**THE TASK:**
Your task is to give the records again exactly. Leave each picture out.
↓↓↓
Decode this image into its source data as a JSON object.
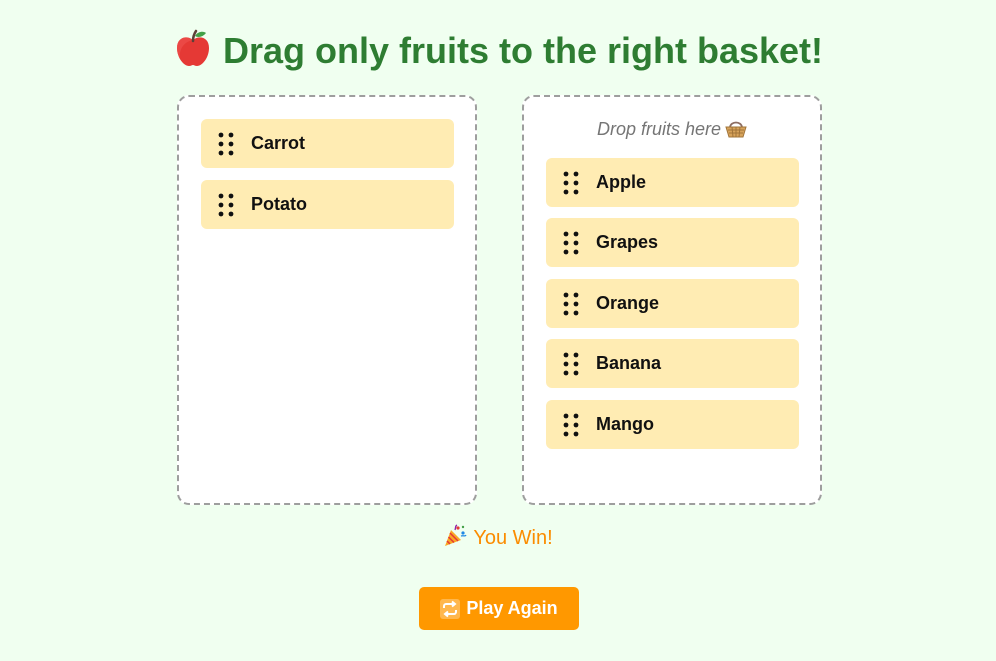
{
  "title": {
    "text": "Drag only fruits to the right basket!",
    "icon": "apple-icon"
  },
  "left_basket": {
    "items": [
      {
        "label": "Carrot"
      },
      {
        "label": "Potato"
      }
    ]
  },
  "right_basket": {
    "hint": "Drop fruits here",
    "hint_icon": "basket-icon",
    "items": [
      {
        "label": "Apple"
      },
      {
        "label": "Grapes"
      },
      {
        "label": "Orange"
      },
      {
        "label": "Banana"
      },
      {
        "label": "Mango"
      }
    ]
  },
  "status": {
    "text": "You Win!",
    "icon": "party-popper-icon"
  },
  "play_again": {
    "label": "Play Again",
    "icon": "repeat-icon"
  },
  "colors": {
    "background": "#f0fff0",
    "title": "#2e7d32",
    "item": "#ffecb3",
    "accent": "#ff9800",
    "status": "#fb8c00"
  }
}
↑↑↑
**ANSWER SPACE:**
Decode this image into its source data as a JSON object.
{
  "title": {
    "text": "Drag only fruits to the right basket!",
    "icon": "apple-icon"
  },
  "left_basket": {
    "items": [
      {
        "label": "Carrot"
      },
      {
        "label": "Potato"
      }
    ]
  },
  "right_basket": {
    "hint": "Drop fruits here",
    "hint_icon": "basket-icon",
    "items": [
      {
        "label": "Apple"
      },
      {
        "label": "Grapes"
      },
      {
        "label": "Orange"
      },
      {
        "label": "Banana"
      },
      {
        "label": "Mango"
      }
    ]
  },
  "status": {
    "text": "You Win!",
    "icon": "party-popper-icon"
  },
  "play_again": {
    "label": "Play Again",
    "icon": "repeat-icon"
  },
  "colors": {
    "background": "#f0fff0",
    "title": "#2e7d32",
    "item": "#ffecb3",
    "accent": "#ff9800",
    "status": "#fb8c00"
  }
}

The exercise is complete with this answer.